### Prompt:
Copy each line from the entries that the word "photo" appears in.

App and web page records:
☆ ☆ ☆ ☆

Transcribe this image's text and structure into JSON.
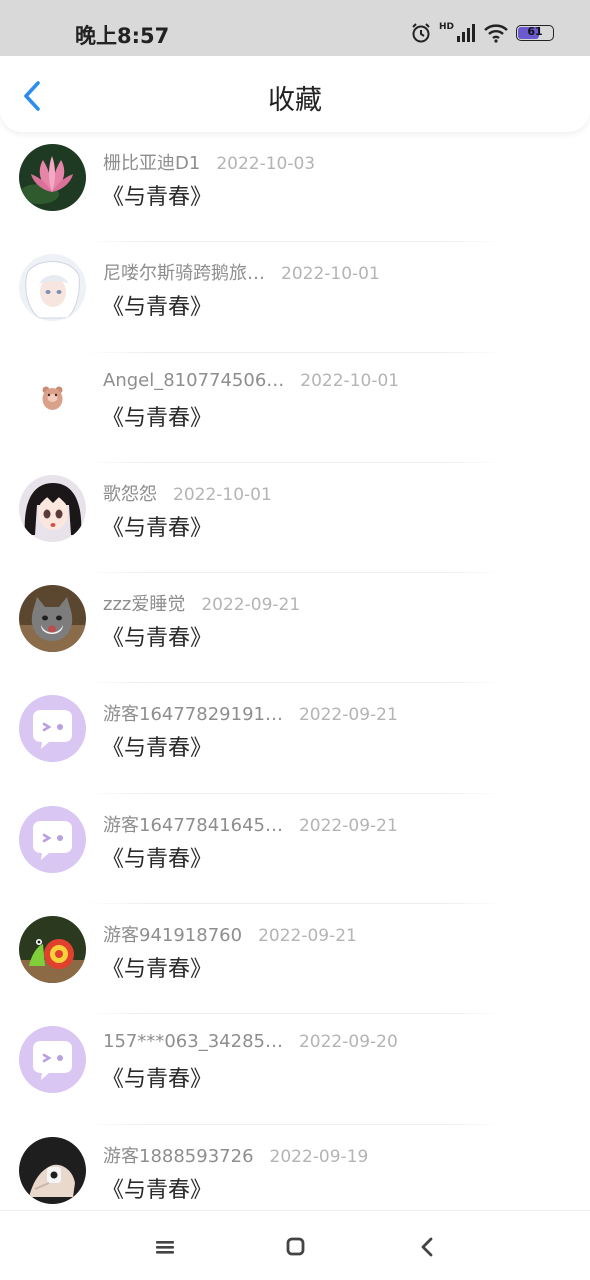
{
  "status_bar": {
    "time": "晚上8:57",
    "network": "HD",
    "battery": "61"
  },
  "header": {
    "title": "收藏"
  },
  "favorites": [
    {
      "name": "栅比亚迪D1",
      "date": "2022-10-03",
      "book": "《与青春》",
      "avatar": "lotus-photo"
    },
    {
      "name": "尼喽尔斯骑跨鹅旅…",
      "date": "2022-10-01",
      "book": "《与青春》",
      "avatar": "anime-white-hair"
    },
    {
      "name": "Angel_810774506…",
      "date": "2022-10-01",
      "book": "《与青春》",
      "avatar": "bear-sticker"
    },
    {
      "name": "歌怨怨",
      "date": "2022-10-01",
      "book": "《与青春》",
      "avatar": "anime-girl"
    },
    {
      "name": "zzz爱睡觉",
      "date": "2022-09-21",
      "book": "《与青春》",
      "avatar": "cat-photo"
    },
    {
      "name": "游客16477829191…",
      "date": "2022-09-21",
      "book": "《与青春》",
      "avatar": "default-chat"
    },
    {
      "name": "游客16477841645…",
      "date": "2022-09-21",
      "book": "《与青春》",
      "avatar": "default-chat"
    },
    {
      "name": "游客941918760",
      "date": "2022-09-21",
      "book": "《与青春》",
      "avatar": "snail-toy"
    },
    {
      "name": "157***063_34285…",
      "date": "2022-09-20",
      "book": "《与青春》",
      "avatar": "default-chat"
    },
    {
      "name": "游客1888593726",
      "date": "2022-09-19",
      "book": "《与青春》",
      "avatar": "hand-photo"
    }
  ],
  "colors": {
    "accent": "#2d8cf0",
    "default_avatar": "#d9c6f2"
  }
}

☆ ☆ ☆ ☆

### Answer:
      "avatar": "lotus-photo"
      "avatar": "cat-photo"
      "avatar": "hand-photo"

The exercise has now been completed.